Samsung’s public roadmap was recently unveiled at the Foundry Forum 2021 in China. However, its absence on the slide was particularly striking – this is Samsung 3GAE (3nm, GAA-Early), the first iteration of their 3nm technology. 3GAE was originally introduced in 2019 along with its follow-up 3GAP (3nm, GAA-Plus), but only the latter was featured in the presentation.
Before this roadmap was published, there were ongoing concerns about node health; Originally slated for risky production of 3GAE in late 2020 and mass production in 2021, the company posted its first 3nm test chips on film last month.
In addition, at a recent Applied Materials event, SemiAnalysis estimated that Dr. Chidi Chidambaram, VP of Engineering at Qualcomm, Samsung Foundry’s largest third-party customer, estimates GAA technology will not go into production until 2023-24.
While the estimate is deliberately vague for NDA reasons, it still lags Samsung one year behind TSMC’s plans to mass-produce 3nm grade silicon next year. This, combined with the lack of 3GAE in the published roadmap, has given rise to speculation that the node has been abandoned entirely in favor of 3GAP.
So it looks like Samsung indeed has killed off 3GAE – 3GAP only for 2023 HVM:
4LPE at least seems reasonable in terms of an intermediary jump.
— Andrei F. (@andreif7) July 7, 2021
In response to a request from AnandTech, the company said that 3GAP should still be mass-produced in 2022, and that this node is probably not being published simply because it is reserved for internal use in the Samsung LSI.
However, although this has been done in the past with other forms of the “-early” process from the company, they were still mapped; 5LPE saw third-party use in Qualcomm’s Snapdragon 888, but the node itself was derived from 7LPE.
The company also manufactures 4LPP based on more traditional FinFET technology.

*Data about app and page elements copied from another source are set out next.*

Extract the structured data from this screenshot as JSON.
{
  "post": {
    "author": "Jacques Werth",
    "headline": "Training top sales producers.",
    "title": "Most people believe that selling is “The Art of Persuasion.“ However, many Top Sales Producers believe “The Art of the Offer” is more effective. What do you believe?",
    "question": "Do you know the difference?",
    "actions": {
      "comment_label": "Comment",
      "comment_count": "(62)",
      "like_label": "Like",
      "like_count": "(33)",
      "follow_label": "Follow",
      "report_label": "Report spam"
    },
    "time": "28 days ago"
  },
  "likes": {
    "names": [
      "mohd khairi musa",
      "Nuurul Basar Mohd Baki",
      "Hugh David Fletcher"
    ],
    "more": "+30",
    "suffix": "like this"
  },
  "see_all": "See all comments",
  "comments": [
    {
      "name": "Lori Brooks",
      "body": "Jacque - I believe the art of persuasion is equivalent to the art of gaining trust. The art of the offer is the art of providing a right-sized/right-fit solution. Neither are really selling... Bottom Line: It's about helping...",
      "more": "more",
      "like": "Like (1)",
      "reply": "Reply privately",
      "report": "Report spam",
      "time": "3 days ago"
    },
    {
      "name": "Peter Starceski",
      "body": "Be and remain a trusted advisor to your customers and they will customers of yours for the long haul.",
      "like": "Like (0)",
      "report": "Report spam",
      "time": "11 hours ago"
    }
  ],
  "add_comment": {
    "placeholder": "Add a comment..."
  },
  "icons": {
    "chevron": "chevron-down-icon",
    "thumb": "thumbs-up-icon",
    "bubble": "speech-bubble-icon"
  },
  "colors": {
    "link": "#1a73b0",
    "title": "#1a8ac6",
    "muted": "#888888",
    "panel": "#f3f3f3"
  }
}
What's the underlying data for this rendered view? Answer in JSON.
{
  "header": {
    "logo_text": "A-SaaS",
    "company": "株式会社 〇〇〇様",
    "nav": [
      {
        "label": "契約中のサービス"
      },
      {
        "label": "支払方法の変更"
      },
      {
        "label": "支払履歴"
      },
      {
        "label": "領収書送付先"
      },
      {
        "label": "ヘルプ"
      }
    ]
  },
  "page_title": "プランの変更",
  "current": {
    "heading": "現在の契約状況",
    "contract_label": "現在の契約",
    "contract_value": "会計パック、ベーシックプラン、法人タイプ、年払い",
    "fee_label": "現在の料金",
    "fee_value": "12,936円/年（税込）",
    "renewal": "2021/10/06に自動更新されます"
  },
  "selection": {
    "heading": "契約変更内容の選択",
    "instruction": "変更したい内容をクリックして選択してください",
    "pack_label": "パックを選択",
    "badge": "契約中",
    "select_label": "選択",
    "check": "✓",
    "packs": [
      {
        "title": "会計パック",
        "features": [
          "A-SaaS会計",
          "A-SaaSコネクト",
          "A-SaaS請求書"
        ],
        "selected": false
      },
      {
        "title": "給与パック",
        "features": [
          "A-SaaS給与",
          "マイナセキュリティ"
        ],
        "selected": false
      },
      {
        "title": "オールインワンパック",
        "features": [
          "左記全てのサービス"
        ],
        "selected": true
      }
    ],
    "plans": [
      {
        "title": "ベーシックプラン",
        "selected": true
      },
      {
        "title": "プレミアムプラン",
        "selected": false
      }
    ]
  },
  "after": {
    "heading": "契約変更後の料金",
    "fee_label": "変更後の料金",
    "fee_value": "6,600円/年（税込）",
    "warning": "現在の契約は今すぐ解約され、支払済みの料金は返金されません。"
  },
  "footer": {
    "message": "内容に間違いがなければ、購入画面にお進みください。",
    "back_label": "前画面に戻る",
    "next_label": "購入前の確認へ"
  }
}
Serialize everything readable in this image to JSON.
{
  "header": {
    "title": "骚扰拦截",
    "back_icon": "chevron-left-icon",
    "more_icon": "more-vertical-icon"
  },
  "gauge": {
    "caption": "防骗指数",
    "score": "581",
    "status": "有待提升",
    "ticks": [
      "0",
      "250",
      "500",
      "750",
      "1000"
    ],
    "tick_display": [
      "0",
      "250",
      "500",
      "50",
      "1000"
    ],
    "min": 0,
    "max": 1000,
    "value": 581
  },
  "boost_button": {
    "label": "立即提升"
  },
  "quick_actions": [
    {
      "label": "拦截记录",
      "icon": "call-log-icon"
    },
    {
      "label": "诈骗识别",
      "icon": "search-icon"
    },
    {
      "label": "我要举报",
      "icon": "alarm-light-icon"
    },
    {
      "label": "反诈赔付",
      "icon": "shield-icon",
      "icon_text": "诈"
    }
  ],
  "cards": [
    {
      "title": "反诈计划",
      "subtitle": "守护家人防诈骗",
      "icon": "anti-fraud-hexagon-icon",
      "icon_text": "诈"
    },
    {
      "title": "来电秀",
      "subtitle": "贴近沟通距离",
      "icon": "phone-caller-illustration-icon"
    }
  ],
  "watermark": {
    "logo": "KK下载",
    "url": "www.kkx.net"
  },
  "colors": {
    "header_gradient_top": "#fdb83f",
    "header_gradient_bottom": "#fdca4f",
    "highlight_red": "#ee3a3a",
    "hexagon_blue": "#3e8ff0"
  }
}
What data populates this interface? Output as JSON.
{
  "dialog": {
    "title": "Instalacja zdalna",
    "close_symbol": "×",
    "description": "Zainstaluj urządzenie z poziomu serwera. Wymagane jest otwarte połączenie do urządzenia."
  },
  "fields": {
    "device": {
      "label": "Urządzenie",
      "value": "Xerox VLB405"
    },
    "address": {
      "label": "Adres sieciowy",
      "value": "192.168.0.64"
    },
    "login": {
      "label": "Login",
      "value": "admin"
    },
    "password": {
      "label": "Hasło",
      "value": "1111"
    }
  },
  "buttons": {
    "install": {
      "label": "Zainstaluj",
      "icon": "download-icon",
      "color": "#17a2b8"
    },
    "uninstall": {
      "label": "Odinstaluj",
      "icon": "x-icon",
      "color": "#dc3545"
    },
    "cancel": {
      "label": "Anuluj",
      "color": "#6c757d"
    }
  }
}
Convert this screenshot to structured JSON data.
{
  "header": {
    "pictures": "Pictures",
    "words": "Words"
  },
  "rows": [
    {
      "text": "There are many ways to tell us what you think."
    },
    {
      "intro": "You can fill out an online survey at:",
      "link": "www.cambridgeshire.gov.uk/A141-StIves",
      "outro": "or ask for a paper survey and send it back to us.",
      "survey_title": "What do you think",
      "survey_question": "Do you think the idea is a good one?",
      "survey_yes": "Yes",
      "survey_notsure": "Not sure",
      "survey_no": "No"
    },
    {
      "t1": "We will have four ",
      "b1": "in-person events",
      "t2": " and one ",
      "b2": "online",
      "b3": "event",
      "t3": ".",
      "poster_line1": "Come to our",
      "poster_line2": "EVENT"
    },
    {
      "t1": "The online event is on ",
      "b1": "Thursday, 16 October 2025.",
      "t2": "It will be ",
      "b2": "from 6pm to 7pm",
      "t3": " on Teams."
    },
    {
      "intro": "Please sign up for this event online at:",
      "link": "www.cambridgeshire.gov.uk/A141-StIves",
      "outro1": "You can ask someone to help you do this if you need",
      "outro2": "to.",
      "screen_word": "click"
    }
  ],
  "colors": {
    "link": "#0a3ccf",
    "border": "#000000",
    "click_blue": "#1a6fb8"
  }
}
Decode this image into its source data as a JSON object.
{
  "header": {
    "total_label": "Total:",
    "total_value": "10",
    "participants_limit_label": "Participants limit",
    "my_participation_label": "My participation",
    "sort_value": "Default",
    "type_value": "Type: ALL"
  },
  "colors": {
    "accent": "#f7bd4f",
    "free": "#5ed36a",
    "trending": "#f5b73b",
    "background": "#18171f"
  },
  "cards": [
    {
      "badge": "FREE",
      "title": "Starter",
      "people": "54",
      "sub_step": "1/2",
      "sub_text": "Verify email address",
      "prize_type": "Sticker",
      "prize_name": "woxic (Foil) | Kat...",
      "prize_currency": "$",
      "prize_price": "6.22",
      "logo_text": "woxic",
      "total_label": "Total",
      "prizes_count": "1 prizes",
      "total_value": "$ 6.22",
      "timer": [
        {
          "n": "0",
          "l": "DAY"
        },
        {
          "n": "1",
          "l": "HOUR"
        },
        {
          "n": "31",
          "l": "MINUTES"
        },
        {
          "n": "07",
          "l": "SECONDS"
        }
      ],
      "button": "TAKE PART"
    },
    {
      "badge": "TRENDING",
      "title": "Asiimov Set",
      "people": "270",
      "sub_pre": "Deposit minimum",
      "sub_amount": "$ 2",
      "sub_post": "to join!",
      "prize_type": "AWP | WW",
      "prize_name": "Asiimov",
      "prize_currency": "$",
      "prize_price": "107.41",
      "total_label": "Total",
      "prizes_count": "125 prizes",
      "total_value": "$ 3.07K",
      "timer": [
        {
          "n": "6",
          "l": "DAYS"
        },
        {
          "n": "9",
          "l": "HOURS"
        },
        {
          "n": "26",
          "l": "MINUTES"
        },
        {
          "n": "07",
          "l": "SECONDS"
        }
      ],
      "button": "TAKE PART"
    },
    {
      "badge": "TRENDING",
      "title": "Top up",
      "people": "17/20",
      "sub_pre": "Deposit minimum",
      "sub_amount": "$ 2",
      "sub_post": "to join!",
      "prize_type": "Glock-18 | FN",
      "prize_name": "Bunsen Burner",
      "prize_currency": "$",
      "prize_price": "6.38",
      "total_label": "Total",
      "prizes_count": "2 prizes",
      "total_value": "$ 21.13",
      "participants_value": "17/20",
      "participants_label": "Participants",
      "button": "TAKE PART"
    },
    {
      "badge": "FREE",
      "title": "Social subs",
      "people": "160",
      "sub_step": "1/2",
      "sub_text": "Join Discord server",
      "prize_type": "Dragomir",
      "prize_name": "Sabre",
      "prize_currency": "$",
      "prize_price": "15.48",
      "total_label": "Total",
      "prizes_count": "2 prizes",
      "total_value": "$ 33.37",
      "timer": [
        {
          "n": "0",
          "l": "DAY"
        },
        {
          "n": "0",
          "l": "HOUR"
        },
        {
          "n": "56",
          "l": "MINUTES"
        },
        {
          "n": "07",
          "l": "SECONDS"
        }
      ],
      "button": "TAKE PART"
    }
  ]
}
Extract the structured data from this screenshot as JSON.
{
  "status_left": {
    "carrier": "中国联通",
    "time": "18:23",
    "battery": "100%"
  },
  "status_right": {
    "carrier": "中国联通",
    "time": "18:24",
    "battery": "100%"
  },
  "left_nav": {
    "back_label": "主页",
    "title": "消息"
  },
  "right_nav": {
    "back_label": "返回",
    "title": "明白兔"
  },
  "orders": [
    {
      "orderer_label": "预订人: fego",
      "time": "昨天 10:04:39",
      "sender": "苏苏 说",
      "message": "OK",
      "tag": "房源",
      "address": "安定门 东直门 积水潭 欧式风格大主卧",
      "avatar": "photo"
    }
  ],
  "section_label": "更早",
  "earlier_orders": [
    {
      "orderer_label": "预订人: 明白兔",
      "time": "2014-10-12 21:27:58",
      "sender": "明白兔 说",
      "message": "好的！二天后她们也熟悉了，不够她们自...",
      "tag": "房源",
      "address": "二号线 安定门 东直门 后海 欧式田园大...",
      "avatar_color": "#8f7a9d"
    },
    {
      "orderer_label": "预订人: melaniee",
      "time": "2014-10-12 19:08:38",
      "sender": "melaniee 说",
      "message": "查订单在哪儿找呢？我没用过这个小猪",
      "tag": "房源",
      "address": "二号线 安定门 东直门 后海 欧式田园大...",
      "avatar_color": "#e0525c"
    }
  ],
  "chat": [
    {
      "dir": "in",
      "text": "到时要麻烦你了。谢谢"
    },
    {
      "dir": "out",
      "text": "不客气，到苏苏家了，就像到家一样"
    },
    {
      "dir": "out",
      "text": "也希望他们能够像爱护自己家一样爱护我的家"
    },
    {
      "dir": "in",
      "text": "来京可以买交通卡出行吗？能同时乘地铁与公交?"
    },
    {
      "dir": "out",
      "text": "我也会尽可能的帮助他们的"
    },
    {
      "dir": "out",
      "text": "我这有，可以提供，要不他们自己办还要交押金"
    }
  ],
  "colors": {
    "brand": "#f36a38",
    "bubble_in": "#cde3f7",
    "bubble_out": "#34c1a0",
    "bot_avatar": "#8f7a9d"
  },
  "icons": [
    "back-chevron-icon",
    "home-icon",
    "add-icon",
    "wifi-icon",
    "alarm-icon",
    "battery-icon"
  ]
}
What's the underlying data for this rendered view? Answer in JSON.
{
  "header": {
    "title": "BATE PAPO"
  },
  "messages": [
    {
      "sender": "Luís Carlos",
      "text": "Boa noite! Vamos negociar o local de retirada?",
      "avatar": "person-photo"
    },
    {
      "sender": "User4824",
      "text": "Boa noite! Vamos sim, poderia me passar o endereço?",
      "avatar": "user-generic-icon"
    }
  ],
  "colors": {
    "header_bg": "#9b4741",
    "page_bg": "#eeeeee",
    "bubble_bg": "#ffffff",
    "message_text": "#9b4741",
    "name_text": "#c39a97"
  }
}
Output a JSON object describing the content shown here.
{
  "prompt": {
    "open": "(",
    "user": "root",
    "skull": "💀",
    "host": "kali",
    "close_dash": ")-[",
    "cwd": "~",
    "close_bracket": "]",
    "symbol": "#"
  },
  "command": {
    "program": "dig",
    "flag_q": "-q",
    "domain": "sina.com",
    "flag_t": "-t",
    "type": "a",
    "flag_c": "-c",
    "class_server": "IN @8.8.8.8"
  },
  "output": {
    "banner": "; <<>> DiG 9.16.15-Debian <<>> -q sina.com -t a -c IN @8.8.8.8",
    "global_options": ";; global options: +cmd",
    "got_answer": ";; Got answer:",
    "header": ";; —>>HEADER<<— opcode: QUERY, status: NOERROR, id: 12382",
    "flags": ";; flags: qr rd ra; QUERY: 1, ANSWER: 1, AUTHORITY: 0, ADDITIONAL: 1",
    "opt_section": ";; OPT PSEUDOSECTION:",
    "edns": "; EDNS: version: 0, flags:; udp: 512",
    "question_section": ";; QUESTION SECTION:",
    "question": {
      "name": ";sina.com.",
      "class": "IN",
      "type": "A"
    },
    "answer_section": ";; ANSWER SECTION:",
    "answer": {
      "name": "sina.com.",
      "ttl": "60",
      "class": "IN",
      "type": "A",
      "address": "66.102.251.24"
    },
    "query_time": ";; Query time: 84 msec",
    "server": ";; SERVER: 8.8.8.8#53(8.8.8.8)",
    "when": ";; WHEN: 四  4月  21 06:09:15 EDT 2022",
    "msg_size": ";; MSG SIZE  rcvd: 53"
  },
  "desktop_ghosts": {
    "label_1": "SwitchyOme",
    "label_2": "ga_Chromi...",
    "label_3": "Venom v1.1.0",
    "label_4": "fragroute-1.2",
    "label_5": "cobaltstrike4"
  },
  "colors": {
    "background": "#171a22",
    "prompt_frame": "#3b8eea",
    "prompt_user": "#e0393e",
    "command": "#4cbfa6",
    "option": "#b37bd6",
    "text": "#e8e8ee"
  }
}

It (and its predecessor 4LPE) are now listed as their own node family, rather than developing into 5/7 nm class technologies.
It may be that the process has significant enough improvements to justify marketing as a new “title” node, or simply because of more significant differences in design and production.
However, the lack of 3GAE in the public roadmap and the FinFET-based 4LPP node aligning with Samsung’s announced 2022 target for 3GAE makes comparisons to Intel’s early 10nm Canon Lake processor uncomfortable.
Technically, they were shipped in 2018 to fulfill obligations to investors, but were so bad that they abandoned the further development of the older 14nm node; The company now completely ignores this generation and insists that Ice Lake was its first true 10nm lineup.
But perhaps at least 14 +++ was easier to understand than the branching tree of the simulated processes and their subtrees.